14.1        There are a range of self-evaluation and independent evaluation processes that are applied to the projects we deliver:


14.2          Logical frameworks: All FCDO projects that we deliver are designed around an evaluation tool called a logical framework (or ‘logframe’). Logframes define project outputs, outcomes and impact, each with indicators to measure progress. This means that evaluation is built-in to the heart of projects.


14.4          Progress against logframe targets is tracked continuously by the delivery partner, formally reporting to FCDO anywhere from monthly to quarterly, and used as a basis for external evaluation.


14.5          Adaptive programming: It is common for aid projects, especially projects as complex as those we implement in Pakistan, to take an adaptive programming approach. An adaptive design tends to involve agreement on the target outcomes of the project, while allowing flexibility to adjust activities and outputs to meet those target outcomes, with the agreement of FCDO. This approach necessarily requires that self-evaluation be built-in to project delivery. All of the projects we implement in Pakistan have adaptive elements to their design.


14.6          Project-level monitoring and evaluation: All FCDO projects that we deliver have internal functions that provide monitoring and evaluation at arms-length from the technical functions. This allows us to reduce internal conflicts of interest and unconscious bias in our own assessment of our performance.


14.7          Annual reviews: All FCDO projects that we deliver are subject to annual reviews, which are sometimes conducted by full-time FCDO personnel and sometimes by external consultants, but review projects from an independent perspective.


14.8          Annual reviews check progress against the logframe, review other documents such as risk registers, include interviews of key people (project staff, FCDO personnel, beneficiaries, other stakeholders), and draw in the experience of the reviewer on best practice and common sectoral challenges.


14.9          Third party reviews: The FCDO often commissions third party reviews to further explore the adequacy of both the design and the implementation of projects. One such review was conducted by Ecorys UK Ltd, of the Khyber Pakhtunkhwa Education Support Programme, in 2018.


14.10      Internal audits: Adam Smith International has an independent audit function in place, which regularly reviews projects implemented by ASI to ensure that they are implementing good practice. Implementation of internal audit recommendations is a key responsibility of project managers and is followed-up regularly. The three projects we currently deliver for FCDO were last subject to internal audits in 2018 and 2020.


14.11      External audits: The FCDO often commissions external audits of projects to ensure compliance with its requirements. ASI provides all information required by the auditor.

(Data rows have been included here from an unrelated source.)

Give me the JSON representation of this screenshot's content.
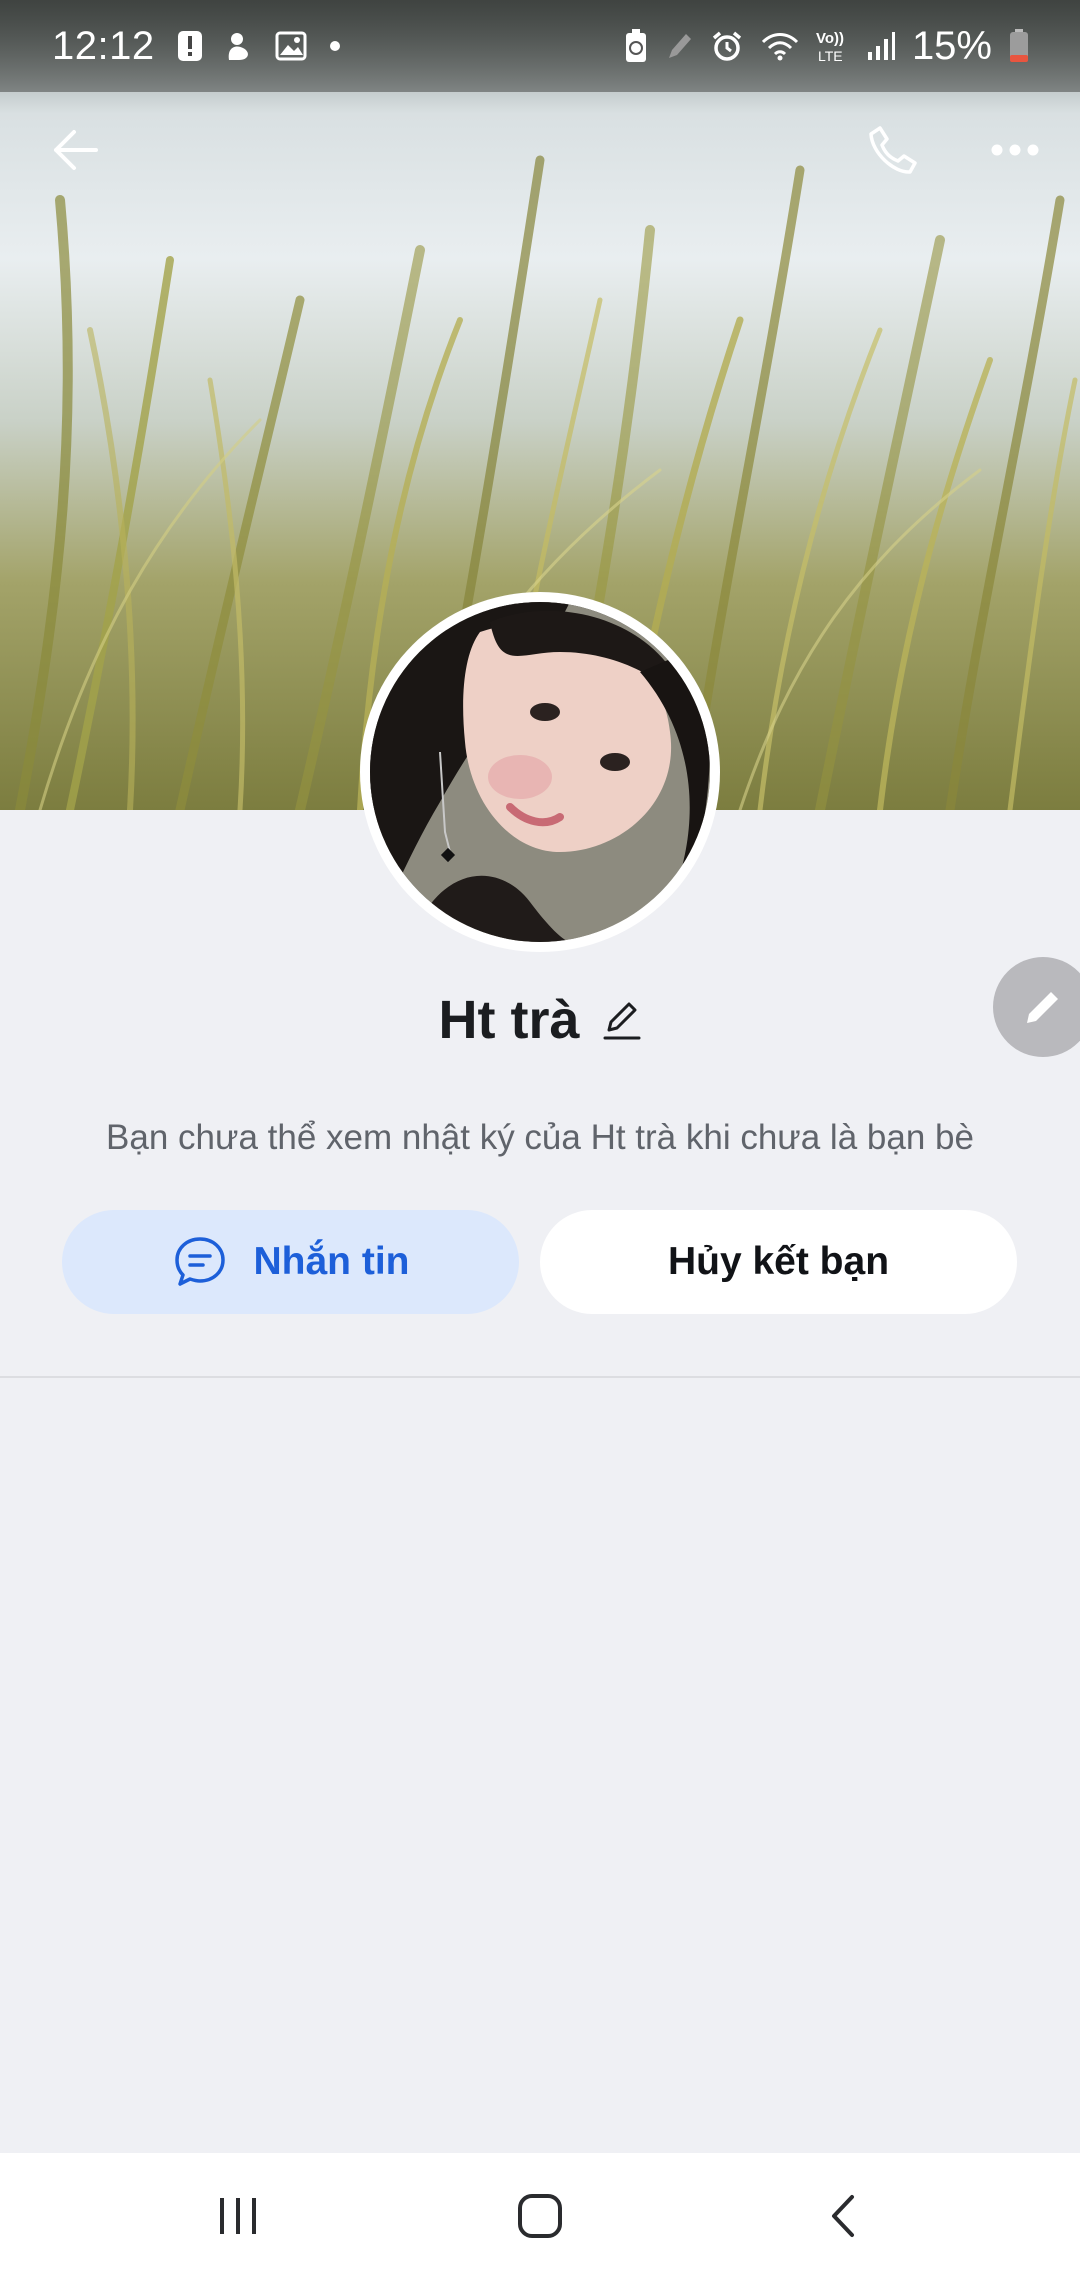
{
  "status_bar": {
    "time": "12:12",
    "battery": "15%",
    "left_icons": [
      "alert-icon",
      "duck-icon",
      "gallery-icon",
      "dot-icon"
    ],
    "right_icons": [
      "battery-saver-icon",
      "pen-icon",
      "alarm-icon",
      "wifi-icon",
      "volte-icon",
      "signal-icon",
      "battery-icon"
    ]
  },
  "top_bar": {
    "icons": [
      "back-arrow-icon",
      "phone-icon",
      "more-icon"
    ]
  },
  "profile": {
    "name": "Ht trà",
    "notice": "Bạn chưa thể xem nhật ký của Ht trà khi chưa là bạn bè"
  },
  "actions": {
    "message_label": "Nhắn tin",
    "unfriend_label": "Hủy kết bạn"
  },
  "colors": {
    "accent": "#1d5fd9",
    "accent_bg": "#dce8fc",
    "page_bg": "#eff0f4"
  },
  "nav_bar": {
    "icons": [
      "recents-icon",
      "home-icon",
      "back-icon"
    ]
  }
}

14.12      Culture and relationships: Perhaps the single most important factor in ensuring the effectiveness of the above tools and processes, is the culture of the delivery partner and FCDO client, and the relationship between them. A culture of openness and honesty about successes and failures allows those people to continuously improve aid-funded interventions.


14.13      Our experience is that the FCDO in Pakistan does engage on this basis, and that is a key factor behind the success of many of its aid initiatives. Additional openness and seamless working could be achieved by enabling more individuals who work for delivery partners, on behalf of the UK government, to have security clearances.


14.14      Evidence of lessons learned being turned into action: At a project level, there is extensive evidence of lessons being turned into action in the lessons learned sections of many regular reports, and in the tracking of actions required from annual reviews and audits.


14.15      From technical perspective, our experience in Pakistan is that the FCDO encourages and enables actions to address lessons learned.


14.16      From the programme and financial management perspective, FCDO’s country mission is often subject by procedures and requirements that emanate from headquarters. These constrain them from the agile approach needed to make worthwhile changes.

[1] Clist, Paul, ‘Payment by results in international development: Evidence from the first decade’ (September 2019), p.2.